So the big question is: How do you bottle that power for air conditioners and other appliances that are busiest during the day?
There are many companies moving to fill the energy gap. Using federal loan guarantees and $4 billion in "smart grid" stimulus cash, they are working on utility-scale storage units that they hope will help balance intermittent renewable sources like wind and solar and let electric grid operators match power supplies with demand.
Among the leaders is a Massachusetts company that plans to use hundreds of "flywheels" to store 20 megawatts of electricity, enough to power 200 homes for a day. Beacon Power Corp. is working with a $43 million federal loan guarantee for its $69 million storage project in Stephentown, N.Y., which is scheduled to break ground by year's end.
The plant would store cheap "off peak" electricity in 2,500-pound flywheels that turn faster than the speed of sound. When the electricity prices rise -- or when winds die -- energy can be withdrawn from the wheels and sold to the grid at a premium rate.
"It will signal a dramatic shift to a cleaner, more sustainable method of providing frequency regulation on the grid," Beacon CEO Bill Capp told the GridWeek conference in Washington last week.
Utilities today use combinations of hydropower and natural gas to "firm up" intermittent power sources, but hydropower has spatial limitations and natural gas can be expensive and polluting. Yet the need for reliable backup power will grow as states require utilities to use more renewable energy and the cost of carbon-based power rises in the face of expected climate regulations.
"There's a natural affinity between storage and renewables," said Rich Kalisch, senior director of technology initiatives at Midwest Independent Transmission System Operator, which manages nearly 100,000 miles of transmission lines in 13 states.
The nonprofit group currently manages 6,600 megawatts of wind power -- about 4 percent of its total generation -- but has about 54,000 megawatts of wind projects in development. Operators warn that those projects could threaten reliability.
"We are very concerned," Kalisch said.
Still, recognizing a need for energy storage is one thing, but proving that storage technologies can work is another.
One of the largest U.S. demonstrations of battery-based storage uses sodium-sulfur, or NaS, batteries manufactured by Japan's NGK Insulators.

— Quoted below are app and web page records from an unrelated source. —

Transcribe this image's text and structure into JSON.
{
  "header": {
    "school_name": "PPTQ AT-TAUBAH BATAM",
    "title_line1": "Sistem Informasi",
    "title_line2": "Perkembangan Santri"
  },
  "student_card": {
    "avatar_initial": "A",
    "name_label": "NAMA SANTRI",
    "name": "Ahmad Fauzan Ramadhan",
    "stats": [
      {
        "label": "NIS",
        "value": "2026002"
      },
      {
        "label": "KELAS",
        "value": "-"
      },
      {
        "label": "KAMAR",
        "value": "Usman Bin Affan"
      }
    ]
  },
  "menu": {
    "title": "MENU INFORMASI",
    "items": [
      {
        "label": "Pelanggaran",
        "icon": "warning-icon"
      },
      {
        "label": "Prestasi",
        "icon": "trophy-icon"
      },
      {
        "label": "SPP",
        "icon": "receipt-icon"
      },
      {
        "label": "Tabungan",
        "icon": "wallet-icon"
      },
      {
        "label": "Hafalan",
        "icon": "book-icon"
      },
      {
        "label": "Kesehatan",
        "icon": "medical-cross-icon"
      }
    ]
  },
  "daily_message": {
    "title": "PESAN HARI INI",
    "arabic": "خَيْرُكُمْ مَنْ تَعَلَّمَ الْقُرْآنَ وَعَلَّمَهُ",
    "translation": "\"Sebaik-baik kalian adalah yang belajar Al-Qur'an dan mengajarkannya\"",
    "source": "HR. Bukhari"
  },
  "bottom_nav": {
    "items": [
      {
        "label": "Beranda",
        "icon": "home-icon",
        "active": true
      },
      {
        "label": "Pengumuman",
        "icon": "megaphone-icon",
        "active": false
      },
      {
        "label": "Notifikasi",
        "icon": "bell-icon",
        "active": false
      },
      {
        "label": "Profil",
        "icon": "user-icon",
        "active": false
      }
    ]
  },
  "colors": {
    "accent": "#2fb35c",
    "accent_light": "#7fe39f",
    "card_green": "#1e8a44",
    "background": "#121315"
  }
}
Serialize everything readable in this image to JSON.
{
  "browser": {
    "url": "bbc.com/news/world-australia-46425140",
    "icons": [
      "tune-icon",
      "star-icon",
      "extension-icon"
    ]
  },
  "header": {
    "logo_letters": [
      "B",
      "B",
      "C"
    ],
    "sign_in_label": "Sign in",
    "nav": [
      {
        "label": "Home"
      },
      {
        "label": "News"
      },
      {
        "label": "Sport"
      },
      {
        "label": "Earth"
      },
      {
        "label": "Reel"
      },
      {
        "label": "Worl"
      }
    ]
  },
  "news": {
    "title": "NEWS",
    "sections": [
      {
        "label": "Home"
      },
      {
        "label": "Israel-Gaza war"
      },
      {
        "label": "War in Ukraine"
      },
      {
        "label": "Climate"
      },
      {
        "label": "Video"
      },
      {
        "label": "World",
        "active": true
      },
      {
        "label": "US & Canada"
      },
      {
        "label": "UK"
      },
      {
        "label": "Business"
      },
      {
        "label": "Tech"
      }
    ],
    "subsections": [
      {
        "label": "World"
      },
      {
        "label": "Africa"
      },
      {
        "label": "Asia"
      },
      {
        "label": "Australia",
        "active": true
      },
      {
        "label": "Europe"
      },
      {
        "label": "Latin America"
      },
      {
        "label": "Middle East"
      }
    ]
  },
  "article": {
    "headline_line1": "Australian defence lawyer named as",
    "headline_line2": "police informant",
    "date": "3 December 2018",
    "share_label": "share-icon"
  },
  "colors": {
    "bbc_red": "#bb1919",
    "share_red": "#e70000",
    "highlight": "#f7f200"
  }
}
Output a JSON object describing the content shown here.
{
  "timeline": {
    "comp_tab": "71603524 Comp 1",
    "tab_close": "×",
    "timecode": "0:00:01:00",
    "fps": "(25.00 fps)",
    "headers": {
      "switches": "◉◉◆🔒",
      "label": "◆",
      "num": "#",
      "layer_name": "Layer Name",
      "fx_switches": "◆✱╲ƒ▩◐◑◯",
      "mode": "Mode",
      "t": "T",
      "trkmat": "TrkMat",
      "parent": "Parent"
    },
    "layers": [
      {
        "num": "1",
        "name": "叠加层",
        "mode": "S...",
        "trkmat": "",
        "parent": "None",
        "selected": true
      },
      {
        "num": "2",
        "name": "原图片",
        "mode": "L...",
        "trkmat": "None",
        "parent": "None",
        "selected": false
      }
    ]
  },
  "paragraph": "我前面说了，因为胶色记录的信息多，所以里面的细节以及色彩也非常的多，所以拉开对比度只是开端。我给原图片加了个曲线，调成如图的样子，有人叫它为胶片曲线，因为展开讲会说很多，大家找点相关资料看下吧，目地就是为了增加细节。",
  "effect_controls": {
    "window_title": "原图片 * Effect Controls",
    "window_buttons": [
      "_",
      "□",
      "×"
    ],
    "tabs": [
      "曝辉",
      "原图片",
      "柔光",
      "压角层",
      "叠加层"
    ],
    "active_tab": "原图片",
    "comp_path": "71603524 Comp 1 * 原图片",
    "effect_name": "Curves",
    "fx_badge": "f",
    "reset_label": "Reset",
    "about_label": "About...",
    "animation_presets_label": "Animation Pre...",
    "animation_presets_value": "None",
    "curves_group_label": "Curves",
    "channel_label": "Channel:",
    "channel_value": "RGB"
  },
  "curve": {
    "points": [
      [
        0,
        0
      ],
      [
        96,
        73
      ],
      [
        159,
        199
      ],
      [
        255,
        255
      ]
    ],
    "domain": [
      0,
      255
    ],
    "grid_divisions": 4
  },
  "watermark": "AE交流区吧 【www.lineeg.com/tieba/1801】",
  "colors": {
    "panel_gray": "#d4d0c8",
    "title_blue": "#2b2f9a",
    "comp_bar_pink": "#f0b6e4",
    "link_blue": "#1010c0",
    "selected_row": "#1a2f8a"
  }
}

American Electric Power Co. Inc. has installed 7 megawatts of the bus-sized batteries to ease congestion on its transmission lines, and it has an additional 4 megawatts under development.
Meanwhile, Xcel Energy Inc. is testing a 1-megawatt NaS battery to manage its wind power in Minnesota.